Butterfly Blue begins on a more winsome note, however, with the wordless vocal melody of Loren’s “Yellow Bird.” Despite the playfulness of the song’s Tin Pan Alley feel, however, the lyrics fit the album’s darker theme. “The idea of freedom being an internal feeling rather than an external reality came to me in the image of a bird in a cage,” Loren says. “I thought, ‘What might they dream about?’ On the surface, it’s kind of a cute song with a cute melody, but the meaning of the lyric goes deeper into more esoteric notions of how subjective our perceptions of ‘reality’ are, and to what degree we are masters of our own experiences in this life.”
The notion of using animals to express deep-felt emotion comes easily to Loren, who has always felt a strong connection to the natural world. Born and raised in Alaska, she’s lived for the last 17 years in Oregon, where she maintains a strong connection to the outdoors.
Loren’s rendition of Charles Trenet’s “I Wish You Love” is a unique hybrid of the original French lyrics, with a brief detour into the better-known but less expressive English lyrics. “Stormy Weather” is stretched into a sultry, teasingly languorous blues, while “Our Love Is Here To Stay” offers a sense of familial nostalgia.
“After The Fall”, the second song penned by Gallo, tells a story of a woman in the winter of life, reminiscing about a long lost love through music that formed the soundtrack for those precious memories of youth. “I had the rare opportunity to hear this song as it was coming into being through hands other than my own: an original song I didn’t write but that was entirely new to the world, crafted with such a richly emotional story and vivid imagery – it was love at first listen.”
“I’ve Got You Under My Skin” continues the album’s theme of emotional or spiritual imprisonment, here captured in the song’s tale of uncontrollable obsession, heightened by the spare, snake-charmer tone of the arrangement. “Boulevard of Broken Dreams” is given a darker-than-usual perspective that illustrates the thoroughfare’s hopeless denizens.
Loren’s “Danger in Loving You” is reprised from her 2010 live recording Stages, and is included as both a long-overdue studio version of the song as well as a tribute to the vocalist’s longtime songwriting partner, Larry Wayne Clark, who passed away in 2013. “Carry Us Through,” lifts the spirits by adding New Orleans accents to singer-songwriter Sarah Masen’s song of survival, and the set ends on a hopeful note with the late Horace Silver’s classic, “Peace.”
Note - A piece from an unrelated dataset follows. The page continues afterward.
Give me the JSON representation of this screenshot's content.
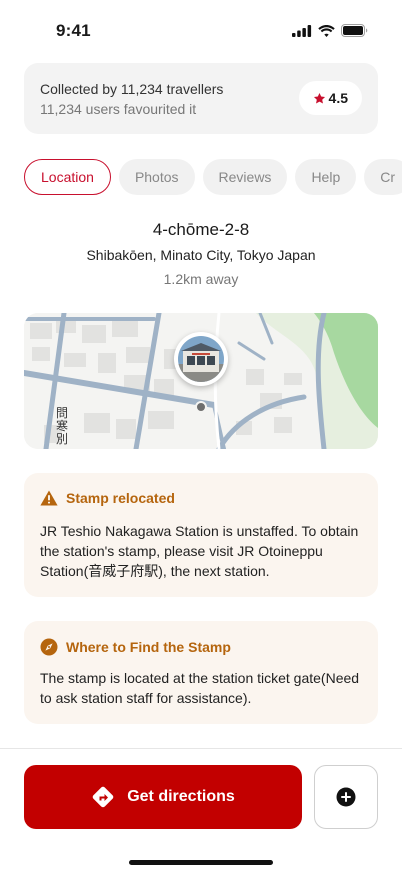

Loren explains, “The idea of the song is that if you can find peace inside, everything will be all right with the world outside. I love that it embodies a zen-like quality in both message and music while so beautifully reiterating the concept of freedom being a choice, an internal experience. I thought it would really round out the feeling of the album nicely and bring it back to this place of simplicity.”